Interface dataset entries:
------------------------------------

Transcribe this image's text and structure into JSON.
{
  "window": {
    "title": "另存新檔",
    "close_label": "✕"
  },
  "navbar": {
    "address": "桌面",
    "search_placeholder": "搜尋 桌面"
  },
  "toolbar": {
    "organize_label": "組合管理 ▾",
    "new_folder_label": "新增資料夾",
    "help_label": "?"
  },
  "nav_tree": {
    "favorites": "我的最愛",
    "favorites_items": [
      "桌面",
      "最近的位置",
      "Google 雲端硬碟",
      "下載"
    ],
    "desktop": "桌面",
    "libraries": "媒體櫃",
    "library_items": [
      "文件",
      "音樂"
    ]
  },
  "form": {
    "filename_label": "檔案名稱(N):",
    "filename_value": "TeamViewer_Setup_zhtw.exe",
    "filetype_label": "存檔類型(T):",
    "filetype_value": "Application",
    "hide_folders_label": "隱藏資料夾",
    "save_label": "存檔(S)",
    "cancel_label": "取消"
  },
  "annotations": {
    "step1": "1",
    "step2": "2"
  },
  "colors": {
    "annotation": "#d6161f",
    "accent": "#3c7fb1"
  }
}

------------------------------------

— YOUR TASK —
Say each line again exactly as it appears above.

— TASK RESPONSE —
Transcribe this image's text and structure into JSON.
{
  "window": {
    "title": "另存新檔",
    "close_label": "✕"
  },
  "navbar": {
    "address": "桌面",
    "search_placeholder": "搜尋 桌面"
  },
  "toolbar": {
    "organize_label": "組合管理 ▾",
    "new_folder_label": "新增資料夾",
    "help_label": "?"
  },
  "nav_tree": {
    "favorites": "我的最愛",
    "favorites_items": [
      "桌面",
      "最近的位置",
      "Google 雲端硬碟",
      "下載"
    ],
    "desktop": "桌面",
    "libraries": "媒體櫃",
    "library_items": [
      "文件",
      "音樂"
    ]
  },
  "form": {
    "filename_label": "檔案名稱(N):",
    "filename_value": "TeamViewer_Setup_zhtw.exe",
    "filetype_label": "存檔類型(T):",
    "filetype_value": "Application",
    "hide_folders_label": "隱藏資料夾",
    "save_label": "存檔(S)",
    "cancel_label": "取消"
  },
  "annotations": {
    "step1": "1",
    "step2": "2"
  },
  "colors": {
    "annotation": "#d6161f",
    "accent": "#3c7fb1"
  }
}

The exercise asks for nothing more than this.